2nd Lt., 1st KRRC. Killed in action nr. Vermelles,Oct 3rd 1915
Rev. Percival Arthur Hatfield.
Priv. Pr. 1919?. Army Chaplain, 10th Div., EEF. Died Mesopotamia, July 9th 1918
Frederick Vincent Hall. Priv. Pr. 1919? Flt. Lt. 210 Sq., RAF.
KIA, 15th May 1918.
Half-bound in leather from his flying jacket.
John Harold M’Ervel.

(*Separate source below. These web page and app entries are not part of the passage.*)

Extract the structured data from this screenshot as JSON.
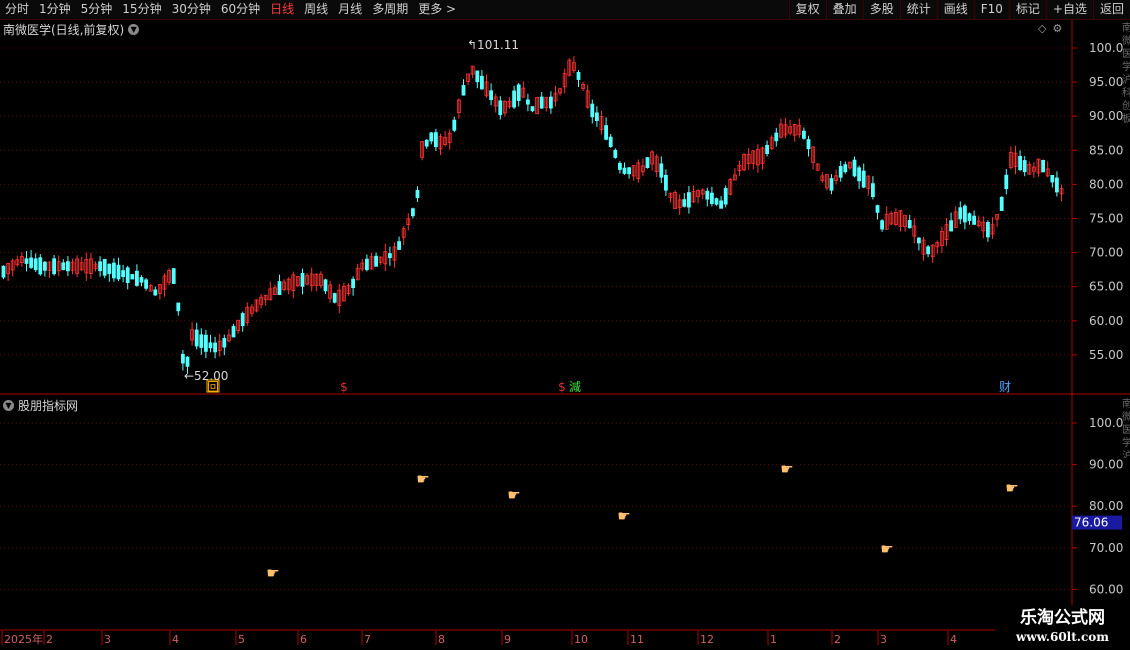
{
  "toolbar": {
    "periods": [
      "分时",
      "1分钟",
      "5分钟",
      "15分钟",
      "30分钟",
      "60分钟",
      "日线",
      "周线",
      "月线",
      "多周期",
      "更多 >"
    ],
    "active_period": "日线",
    "buttons": [
      "复权",
      "叠加",
      "多股",
      "统计",
      "画线",
      "F10",
      "标记",
      "+自选",
      "返回"
    ]
  },
  "main_chart": {
    "title": "南微医学(日线,前复权)",
    "y_ticks": [
      "100.0",
      "95.00",
      "90.00",
      "85.00",
      "80.00",
      "75.00",
      "70.00",
      "65.00",
      "60.00",
      "55.00"
    ],
    "high_label": "101.11",
    "low_label": "52.00",
    "event_markers": [
      {
        "text": "回",
        "color": "#ffb000",
        "month": "4"
      },
      {
        "text": "$",
        "color": "#e03030",
        "month": "6"
      },
      {
        "text": "$",
        "color": "#e03030",
        "month": "9"
      },
      {
        "text": "減",
        "color": "#40e040",
        "month": "9"
      },
      {
        "text": "财",
        "color": "#4aa0ff",
        "month": "3"
      }
    ],
    "colors": {
      "up": "#ff3232",
      "down": "#54ffff",
      "grid": "#5a0000",
      "axis": "#b00000"
    }
  },
  "sub_chart": {
    "title": "股朋指标网",
    "y_ticks": [
      "100.0",
      "90.00",
      "80.00",
      "70.00",
      "60.00"
    ],
    "current_value": "76.06",
    "hand_icon": "pointing-hand-icon"
  },
  "x_axis": {
    "labels": [
      "2025年",
      "2",
      "3",
      "4",
      "5",
      "6",
      "7",
      "8",
      "9",
      "10",
      "11",
      "12",
      "1",
      "2",
      "3",
      "4"
    ]
  },
  "watermark": {
    "line1": "乐淘公式网",
    "line2": "www.60lt.com"
  },
  "right_strip_text": "南微医学沪科创板"
}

Priv. Pr. 1917. Major, 1st Batt., Kings (Liverpool) Reg. KIA, Guilliemont, 8th August
George Bleazard Cowpe.
Priv. Pr. 1918.
Lt., 6th Cheshires. KIA, St. Julien, July 31st 1917